Dogs bark in the very same way humans speak in their own language. Whenever a dog is bored or excited, when he wants to greet a family member or scare off an intruder, you will hear that barking noise emanating from his voice box.
Of course, a dog needs to bark, but when those barks turn into cacophonous mantras played every other minute, it might not be long before the cops pound on your door because your mutt had been causing a disturbance. Starting at home would be the best way to start on your goal to quell your pooch’s problematic barking.
Employ a bit of strategy by creating a situation that would force your dog to bark. One example would be the ring of a doorbell or knock on the front door of your house.
And at the very moment your dog barrels towards the door and starts barking excitedly, gently approach your dog, grab his collar and say (take note we didn’t say shout, scream or yell) the word “quiet”.
Use the “praise and reward” technique if he quiets down. He did as requested, so give him his just desserts.
When he continues barking, close his mouth with your hand, wrap your fingers around his muzzle – use both hands if needed, and give the command for him to keep quiet. If he stops, then give praise.
With such training done repeatedly, the “quiet” command should be a piece of cake for your dog. Set up similar situations to “lure” your dog to bark and repeat training whenever possible.
However, if your dog barks as if his life depended on it, then control such persistent barking by doing the following:
Mix some vinegar and some water together. Mix a proportion of 7/8 water & 1/8 vinegar together. The little ones call it a “super soaker” but to people like you, it’s a water pistol – grab one and load it up with the solution you had just created.
If your dog keeps on barking despite the “quiet” command, then fire at his chest area. Dogs abhor vinegar on the same level as vampires hate garlic and Superman avoids kryptonite. It may even force them to sneeze a bit. It’s harmless so you need not worry.
When your dog stops barking, make sure he gets some praise in the end.
As an aside, you may be thinking what I’m thinking here – what’s to do when you leave home for a bit only to discover an irate neighbor complaining about your noisy dog?
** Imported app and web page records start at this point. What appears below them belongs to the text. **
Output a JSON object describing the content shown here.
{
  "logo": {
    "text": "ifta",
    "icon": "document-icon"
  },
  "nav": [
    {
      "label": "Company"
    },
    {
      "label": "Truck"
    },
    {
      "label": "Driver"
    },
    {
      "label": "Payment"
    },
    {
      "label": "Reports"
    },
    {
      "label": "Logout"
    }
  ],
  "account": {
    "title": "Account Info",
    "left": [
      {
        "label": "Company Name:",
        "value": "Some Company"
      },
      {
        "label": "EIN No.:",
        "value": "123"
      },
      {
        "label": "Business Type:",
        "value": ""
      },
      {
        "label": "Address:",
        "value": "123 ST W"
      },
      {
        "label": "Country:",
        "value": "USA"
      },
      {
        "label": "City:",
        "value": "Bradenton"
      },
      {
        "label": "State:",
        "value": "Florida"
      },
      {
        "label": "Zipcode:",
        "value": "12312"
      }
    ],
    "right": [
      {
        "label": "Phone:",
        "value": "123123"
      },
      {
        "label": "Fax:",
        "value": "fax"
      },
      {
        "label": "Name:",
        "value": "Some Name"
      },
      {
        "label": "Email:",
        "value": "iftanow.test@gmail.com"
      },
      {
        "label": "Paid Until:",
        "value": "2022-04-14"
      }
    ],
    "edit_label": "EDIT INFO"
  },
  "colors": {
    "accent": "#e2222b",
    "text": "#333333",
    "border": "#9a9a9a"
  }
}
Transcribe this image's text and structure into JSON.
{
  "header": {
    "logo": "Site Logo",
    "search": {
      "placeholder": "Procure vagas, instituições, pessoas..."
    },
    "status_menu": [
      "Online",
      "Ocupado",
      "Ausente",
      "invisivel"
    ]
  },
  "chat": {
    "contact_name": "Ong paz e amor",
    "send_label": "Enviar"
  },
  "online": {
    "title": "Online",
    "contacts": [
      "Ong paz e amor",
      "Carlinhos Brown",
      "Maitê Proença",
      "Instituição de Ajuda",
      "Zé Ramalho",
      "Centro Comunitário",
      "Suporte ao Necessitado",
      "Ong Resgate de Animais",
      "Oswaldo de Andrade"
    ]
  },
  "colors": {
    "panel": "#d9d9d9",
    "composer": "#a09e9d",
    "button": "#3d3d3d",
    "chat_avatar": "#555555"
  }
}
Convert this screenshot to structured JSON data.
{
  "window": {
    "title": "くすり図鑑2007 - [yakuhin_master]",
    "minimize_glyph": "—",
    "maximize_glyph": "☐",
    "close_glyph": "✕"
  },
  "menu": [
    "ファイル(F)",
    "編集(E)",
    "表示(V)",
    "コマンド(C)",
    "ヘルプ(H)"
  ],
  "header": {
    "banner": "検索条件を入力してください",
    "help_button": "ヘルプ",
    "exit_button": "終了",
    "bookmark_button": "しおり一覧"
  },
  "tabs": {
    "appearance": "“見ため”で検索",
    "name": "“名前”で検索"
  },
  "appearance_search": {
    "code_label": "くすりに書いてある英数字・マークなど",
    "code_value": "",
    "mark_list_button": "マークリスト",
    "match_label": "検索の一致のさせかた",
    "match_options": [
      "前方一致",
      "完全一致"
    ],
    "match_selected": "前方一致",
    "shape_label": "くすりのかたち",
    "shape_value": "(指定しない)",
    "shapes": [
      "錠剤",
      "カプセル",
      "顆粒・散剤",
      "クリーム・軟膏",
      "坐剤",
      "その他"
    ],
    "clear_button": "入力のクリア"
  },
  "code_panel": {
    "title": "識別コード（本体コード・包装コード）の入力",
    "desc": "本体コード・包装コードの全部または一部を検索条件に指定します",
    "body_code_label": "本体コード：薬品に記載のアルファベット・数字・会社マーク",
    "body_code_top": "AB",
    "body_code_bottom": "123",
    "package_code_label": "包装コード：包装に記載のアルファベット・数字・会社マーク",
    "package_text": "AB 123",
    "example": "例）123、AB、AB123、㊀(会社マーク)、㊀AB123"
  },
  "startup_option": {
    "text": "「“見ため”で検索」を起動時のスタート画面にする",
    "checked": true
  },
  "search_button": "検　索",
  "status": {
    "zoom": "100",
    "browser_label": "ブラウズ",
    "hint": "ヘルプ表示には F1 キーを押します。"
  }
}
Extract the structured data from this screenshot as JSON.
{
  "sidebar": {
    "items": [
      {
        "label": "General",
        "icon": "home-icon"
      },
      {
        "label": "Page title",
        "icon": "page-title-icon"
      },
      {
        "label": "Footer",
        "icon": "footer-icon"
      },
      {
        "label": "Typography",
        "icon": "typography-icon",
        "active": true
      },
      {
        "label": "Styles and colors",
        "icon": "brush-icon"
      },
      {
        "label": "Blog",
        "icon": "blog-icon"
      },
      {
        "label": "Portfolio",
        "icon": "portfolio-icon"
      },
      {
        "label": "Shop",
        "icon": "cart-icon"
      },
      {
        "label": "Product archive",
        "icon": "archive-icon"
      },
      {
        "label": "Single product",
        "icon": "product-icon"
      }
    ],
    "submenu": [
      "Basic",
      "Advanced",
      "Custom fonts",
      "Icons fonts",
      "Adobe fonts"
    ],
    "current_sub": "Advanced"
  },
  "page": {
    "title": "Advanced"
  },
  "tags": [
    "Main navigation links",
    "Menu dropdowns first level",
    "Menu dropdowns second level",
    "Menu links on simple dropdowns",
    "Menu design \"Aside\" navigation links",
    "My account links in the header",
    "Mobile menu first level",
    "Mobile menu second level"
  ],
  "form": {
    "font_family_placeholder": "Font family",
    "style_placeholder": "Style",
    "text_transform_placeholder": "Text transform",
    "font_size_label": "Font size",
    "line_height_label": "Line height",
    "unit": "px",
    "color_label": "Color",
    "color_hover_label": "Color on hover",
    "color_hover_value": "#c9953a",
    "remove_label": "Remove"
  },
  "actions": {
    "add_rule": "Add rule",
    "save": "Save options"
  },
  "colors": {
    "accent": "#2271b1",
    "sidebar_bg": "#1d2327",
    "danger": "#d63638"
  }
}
Fortunately, “bark collars” have been created to soothe such “savage beasts” when you’re not around.
There are different varieties of bark collars to choose from. Some of these collars send an electric shock to your dog when he barks, some make a high pitch sound or emits a squirt of citronella which is annoying but safe for your dog. Usually, these collars can help you solve a problematic barker.
My take on this? I go for either the citronella collars or those that emit high-pitched noises, because these are the most humane ways to deal with a problematic barker.